* [ACTIVITY] Lines in the material below that include "icon" need to be tallied; give the total alone.
═══ DATASET EXTRACT
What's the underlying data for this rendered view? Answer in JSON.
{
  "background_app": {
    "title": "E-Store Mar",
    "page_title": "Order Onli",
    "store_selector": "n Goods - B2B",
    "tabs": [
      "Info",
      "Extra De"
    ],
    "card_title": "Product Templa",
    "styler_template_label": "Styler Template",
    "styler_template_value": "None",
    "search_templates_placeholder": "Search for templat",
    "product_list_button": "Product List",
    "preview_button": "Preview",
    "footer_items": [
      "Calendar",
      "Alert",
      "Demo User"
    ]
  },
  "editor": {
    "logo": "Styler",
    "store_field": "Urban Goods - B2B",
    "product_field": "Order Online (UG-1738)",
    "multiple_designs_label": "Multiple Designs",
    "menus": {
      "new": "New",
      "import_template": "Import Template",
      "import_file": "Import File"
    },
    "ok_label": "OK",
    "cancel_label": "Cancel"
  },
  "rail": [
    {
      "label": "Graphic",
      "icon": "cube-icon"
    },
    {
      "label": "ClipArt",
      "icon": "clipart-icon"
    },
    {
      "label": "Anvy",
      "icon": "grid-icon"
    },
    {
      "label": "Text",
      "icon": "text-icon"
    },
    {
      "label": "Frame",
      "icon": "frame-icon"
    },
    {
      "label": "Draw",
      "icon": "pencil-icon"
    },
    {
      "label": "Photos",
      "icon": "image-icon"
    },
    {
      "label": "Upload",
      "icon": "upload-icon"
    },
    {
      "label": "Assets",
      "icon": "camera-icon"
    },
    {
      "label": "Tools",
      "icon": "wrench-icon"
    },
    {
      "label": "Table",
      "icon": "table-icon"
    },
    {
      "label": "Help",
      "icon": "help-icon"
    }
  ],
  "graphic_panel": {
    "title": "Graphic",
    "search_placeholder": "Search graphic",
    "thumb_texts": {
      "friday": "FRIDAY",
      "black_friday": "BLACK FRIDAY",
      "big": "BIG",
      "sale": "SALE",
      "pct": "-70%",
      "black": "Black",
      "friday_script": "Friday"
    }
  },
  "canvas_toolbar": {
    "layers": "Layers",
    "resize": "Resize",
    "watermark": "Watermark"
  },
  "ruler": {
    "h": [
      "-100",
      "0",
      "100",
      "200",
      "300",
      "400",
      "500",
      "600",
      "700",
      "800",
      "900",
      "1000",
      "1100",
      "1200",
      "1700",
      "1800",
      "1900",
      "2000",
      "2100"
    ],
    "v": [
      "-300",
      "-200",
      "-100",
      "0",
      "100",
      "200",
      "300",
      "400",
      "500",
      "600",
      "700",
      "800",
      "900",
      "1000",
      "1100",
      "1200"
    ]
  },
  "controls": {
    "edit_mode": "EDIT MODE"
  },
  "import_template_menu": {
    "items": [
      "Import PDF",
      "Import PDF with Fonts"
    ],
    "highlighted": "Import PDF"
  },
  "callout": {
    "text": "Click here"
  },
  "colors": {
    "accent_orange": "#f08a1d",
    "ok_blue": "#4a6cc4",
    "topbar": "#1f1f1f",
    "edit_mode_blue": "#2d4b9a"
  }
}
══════
* [YOUR SOLUTION] 12